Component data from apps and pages

===

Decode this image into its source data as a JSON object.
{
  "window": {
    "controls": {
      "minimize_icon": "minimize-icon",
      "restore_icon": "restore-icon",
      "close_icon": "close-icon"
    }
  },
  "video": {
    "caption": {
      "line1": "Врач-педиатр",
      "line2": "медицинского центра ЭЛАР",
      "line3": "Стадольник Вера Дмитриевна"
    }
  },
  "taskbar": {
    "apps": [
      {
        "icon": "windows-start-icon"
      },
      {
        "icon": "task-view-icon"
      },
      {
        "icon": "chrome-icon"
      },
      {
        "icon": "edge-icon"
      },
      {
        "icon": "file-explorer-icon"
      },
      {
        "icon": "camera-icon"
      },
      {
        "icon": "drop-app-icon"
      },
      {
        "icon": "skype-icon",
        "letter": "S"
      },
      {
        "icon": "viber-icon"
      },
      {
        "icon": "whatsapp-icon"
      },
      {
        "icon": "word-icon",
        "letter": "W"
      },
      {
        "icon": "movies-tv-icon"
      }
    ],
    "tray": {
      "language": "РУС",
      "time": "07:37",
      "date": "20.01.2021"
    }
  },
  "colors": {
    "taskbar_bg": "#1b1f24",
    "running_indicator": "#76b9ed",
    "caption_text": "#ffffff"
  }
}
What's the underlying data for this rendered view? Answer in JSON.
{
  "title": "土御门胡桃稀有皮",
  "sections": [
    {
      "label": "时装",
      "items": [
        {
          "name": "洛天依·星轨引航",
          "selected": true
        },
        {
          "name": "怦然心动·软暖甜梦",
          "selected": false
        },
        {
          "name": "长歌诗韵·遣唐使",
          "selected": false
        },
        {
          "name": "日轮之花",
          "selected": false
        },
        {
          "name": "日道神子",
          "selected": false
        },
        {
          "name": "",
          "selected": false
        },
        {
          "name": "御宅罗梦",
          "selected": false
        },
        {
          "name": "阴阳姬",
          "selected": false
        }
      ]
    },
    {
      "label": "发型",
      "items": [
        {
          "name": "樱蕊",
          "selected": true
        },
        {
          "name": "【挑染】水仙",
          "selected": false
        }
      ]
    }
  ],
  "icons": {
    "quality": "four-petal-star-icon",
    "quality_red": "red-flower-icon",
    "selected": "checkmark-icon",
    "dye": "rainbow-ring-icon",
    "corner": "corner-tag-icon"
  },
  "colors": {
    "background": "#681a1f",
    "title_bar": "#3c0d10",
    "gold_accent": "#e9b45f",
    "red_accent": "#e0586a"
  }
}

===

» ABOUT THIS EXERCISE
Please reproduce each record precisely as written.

» RESPONSE BELOW
Decode this image into its source data as a JSON object.
{
  "window": {
    "controls": {
      "minimize_icon": "minimize-icon",
      "restore_icon": "restore-icon",
      "close_icon": "close-icon"
    }
  },
  "video": {
    "caption": {
      "line1": "Врач-педиатр",
      "line2": "медицинского центра ЭЛАР",
      "line3": "Стадольник Вера Дмитриевна"
    }
  },
  "taskbar": {
    "apps": [
      {
        "icon": "windows-start-icon"
      },
      {
        "icon": "task-view-icon"
      },
      {
        "icon": "chrome-icon"
      },
      {
        "icon": "edge-icon"
      },
      {
        "icon": "file-explorer-icon"
      },
      {
        "icon": "camera-icon"
      },
      {
        "icon": "drop-app-icon"
      },
      {
        "icon": "skype-icon",
        "letter": "S"
      },
      {
        "icon": "viber-icon"
      },
      {
        "icon": "whatsapp-icon"
      },
      {
        "icon": "word-icon",
        "letter": "W"
      },
      {
        "icon": "movies-tv-icon"
      }
    ],
    "tray": {
      "language": "РУС",
      "time": "07:37",
      "date": "20.01.2021"
    }
  },
  "colors": {
    "taskbar_bg": "#1b1f24",
    "running_indicator": "#76b9ed",
    "caption_text": "#ffffff"
  }
}
What's the underlying data for this rendered view? Answer in JSON.
{
  "title": "土御门胡桃稀有皮",
  "sections": [
    {
      "label": "时装",
      "items": [
        {
          "name": "洛天依·星轨引航",
          "selected": true
        },
        {
          "name": "怦然心动·软暖甜梦",
          "selected": false
        },
        {
          "name": "长歌诗韵·遣唐使",
          "selected": false
        },
        {
          "name": "日轮之花",
          "selected": false
        },
        {
          "name": "日道神子",
          "selected": false
        },
        {
          "name": "",
          "selected": false
        },
        {
          "name": "御宅罗梦",
          "selected": false
        },
        {
          "name": "阴阳姬",
          "selected": false
        }
      ]
    },
    {
      "label": "发型",
      "items": [
        {
          "name": "樱蕊",
          "selected": true
        },
        {
          "name": "【挑染】水仙",
          "selected": false
        }
      ]
    }
  ],
  "icons": {
    "quality": "four-petal-star-icon",
    "quality_red": "red-flower-icon",
    "selected": "checkmark-icon",
    "dye": "rainbow-ring-icon",
    "corner": "corner-tag-icon"
  },
  "colors": {
    "background": "#681a1f",
    "title_bar": "#3c0d10",
    "gold_accent": "#e9b45f",
    "red_accent": "#e0586a"
  }
}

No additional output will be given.